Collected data
────────

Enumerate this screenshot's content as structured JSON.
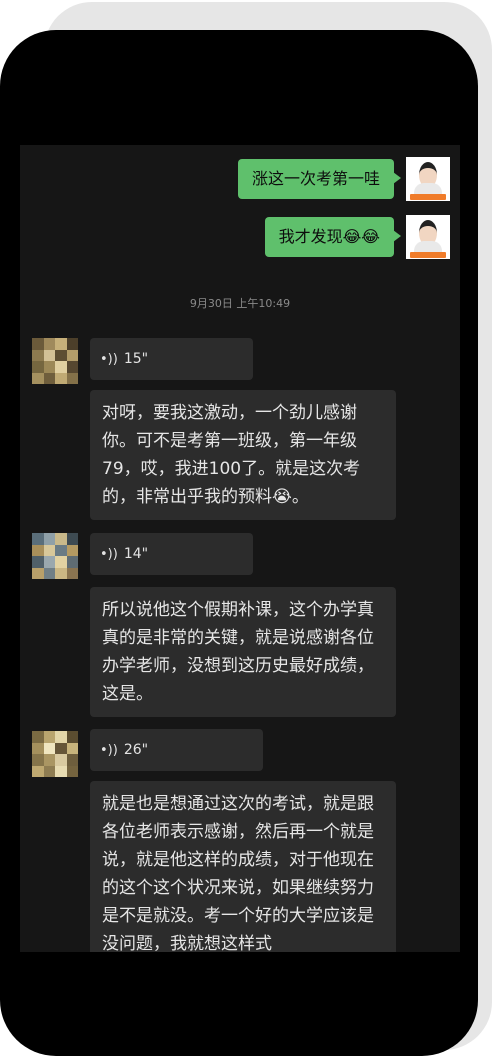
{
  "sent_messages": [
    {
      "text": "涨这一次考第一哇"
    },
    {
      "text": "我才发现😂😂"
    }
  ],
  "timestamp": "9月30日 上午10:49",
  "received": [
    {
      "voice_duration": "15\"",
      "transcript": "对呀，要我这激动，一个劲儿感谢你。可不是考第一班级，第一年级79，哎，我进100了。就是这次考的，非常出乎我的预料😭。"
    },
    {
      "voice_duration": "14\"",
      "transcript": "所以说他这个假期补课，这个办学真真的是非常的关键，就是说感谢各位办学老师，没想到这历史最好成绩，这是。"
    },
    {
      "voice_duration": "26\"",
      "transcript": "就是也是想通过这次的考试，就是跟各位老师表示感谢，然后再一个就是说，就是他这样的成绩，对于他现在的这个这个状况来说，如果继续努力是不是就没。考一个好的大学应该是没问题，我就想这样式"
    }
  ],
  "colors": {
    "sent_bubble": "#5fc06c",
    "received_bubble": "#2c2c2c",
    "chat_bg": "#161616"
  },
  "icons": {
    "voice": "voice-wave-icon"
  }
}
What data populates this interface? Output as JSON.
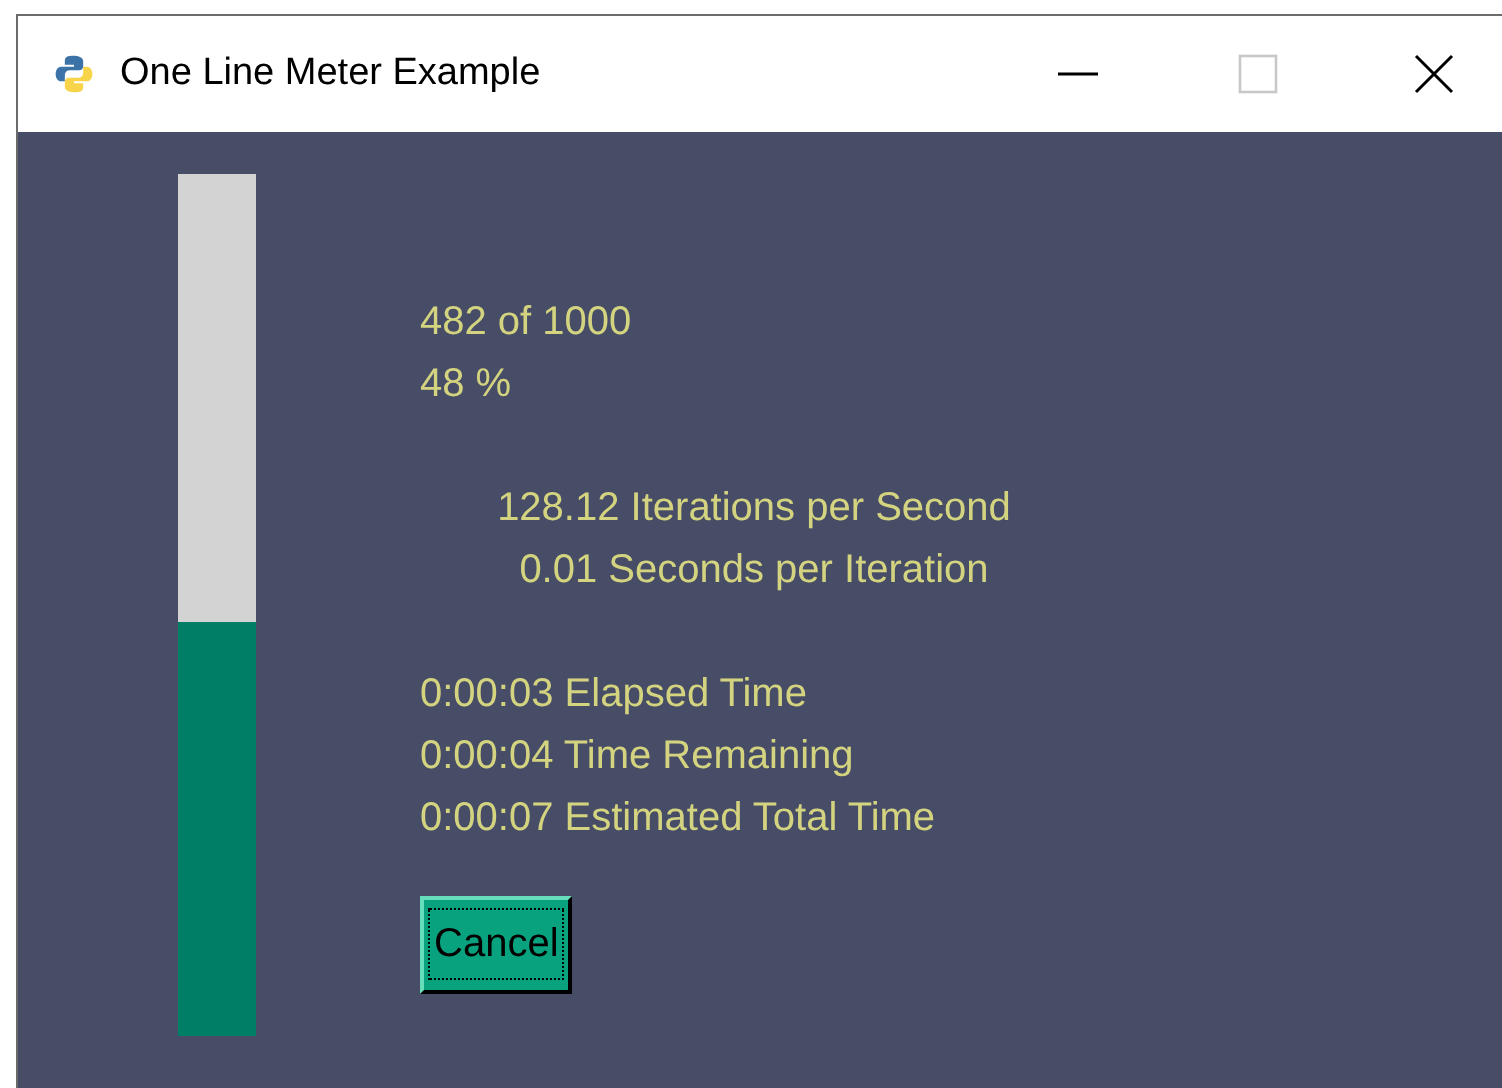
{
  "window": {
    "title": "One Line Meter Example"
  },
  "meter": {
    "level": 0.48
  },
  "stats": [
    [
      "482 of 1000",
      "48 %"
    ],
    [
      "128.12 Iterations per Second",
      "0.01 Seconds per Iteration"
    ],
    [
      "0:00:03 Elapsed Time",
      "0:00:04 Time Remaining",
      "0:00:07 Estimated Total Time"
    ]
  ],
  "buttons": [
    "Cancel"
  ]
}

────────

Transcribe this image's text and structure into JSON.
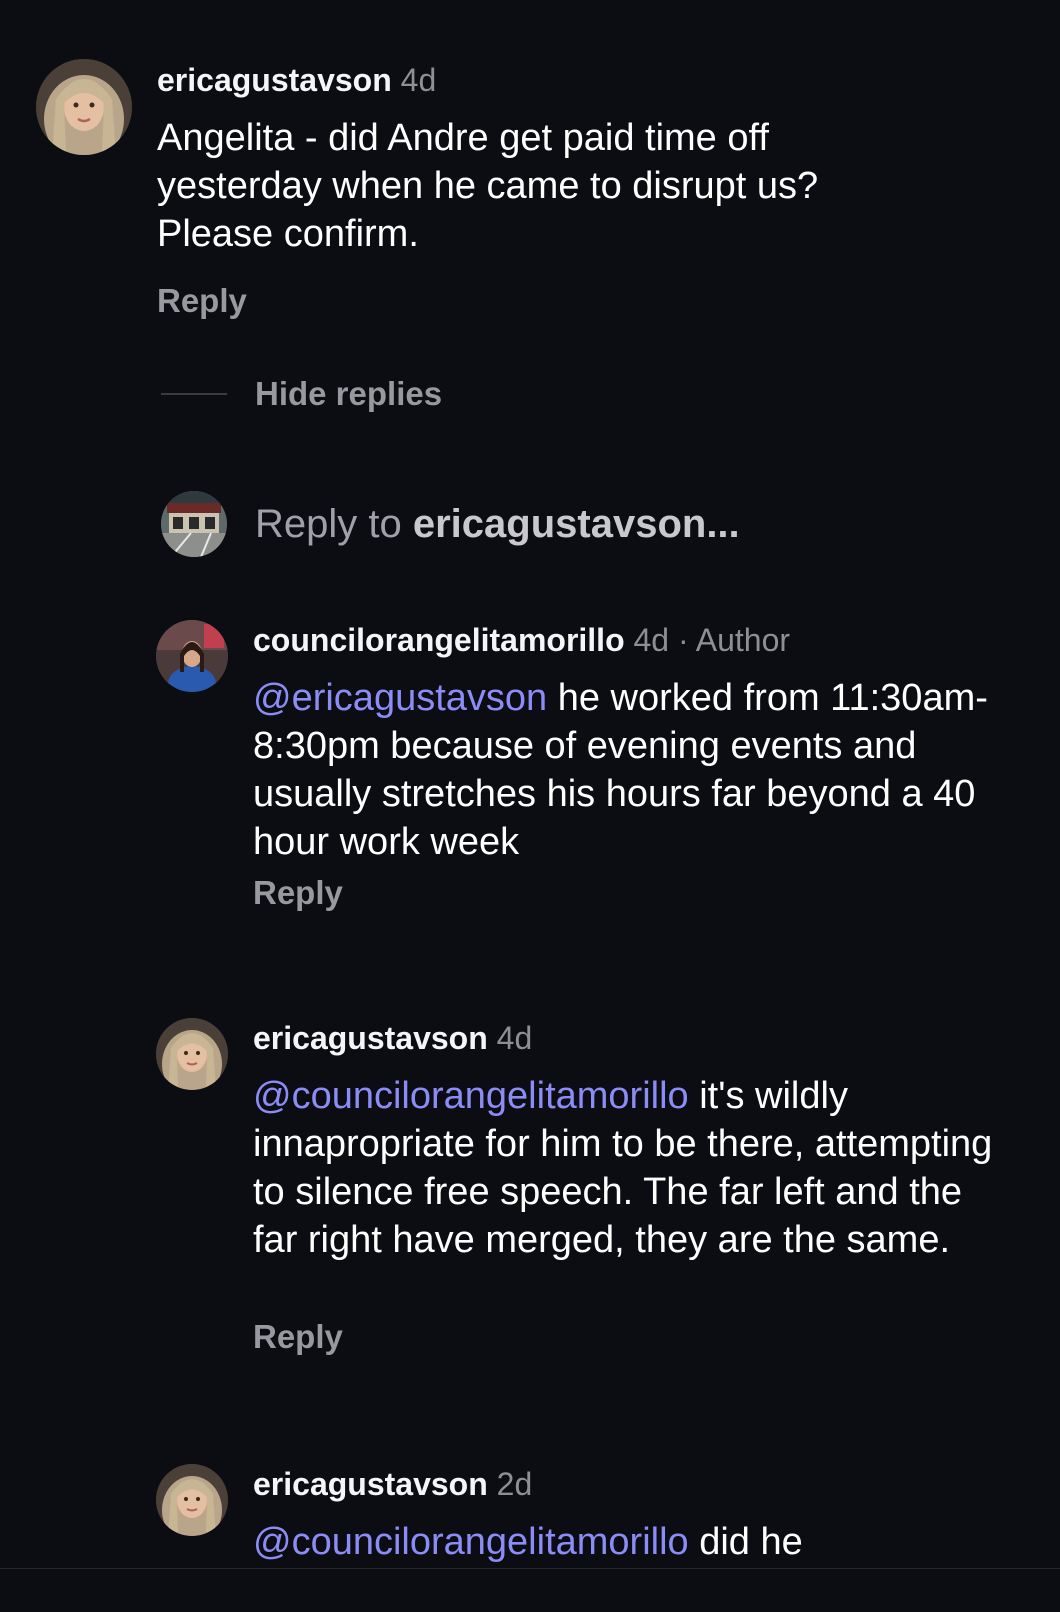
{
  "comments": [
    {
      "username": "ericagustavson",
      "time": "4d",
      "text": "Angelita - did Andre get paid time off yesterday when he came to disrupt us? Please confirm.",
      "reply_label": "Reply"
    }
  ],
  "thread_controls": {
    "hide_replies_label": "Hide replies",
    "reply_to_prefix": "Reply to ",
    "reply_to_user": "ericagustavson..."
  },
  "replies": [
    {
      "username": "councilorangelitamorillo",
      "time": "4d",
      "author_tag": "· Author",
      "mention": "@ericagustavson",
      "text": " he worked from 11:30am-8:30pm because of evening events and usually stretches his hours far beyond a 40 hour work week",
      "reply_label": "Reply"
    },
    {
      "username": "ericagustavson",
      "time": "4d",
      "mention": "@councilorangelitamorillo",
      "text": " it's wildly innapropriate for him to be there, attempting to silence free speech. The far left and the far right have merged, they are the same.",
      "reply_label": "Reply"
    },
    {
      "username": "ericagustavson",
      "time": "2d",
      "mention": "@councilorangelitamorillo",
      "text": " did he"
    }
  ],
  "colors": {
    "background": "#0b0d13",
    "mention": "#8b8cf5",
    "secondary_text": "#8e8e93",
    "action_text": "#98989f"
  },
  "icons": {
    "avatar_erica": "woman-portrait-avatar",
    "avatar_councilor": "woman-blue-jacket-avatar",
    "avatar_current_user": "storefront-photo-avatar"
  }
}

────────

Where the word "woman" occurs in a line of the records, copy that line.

Solution:
    "avatar_erica": "woman-portrait-avatar",
    "avatar_councilor": "woman-blue-jacket-avatar",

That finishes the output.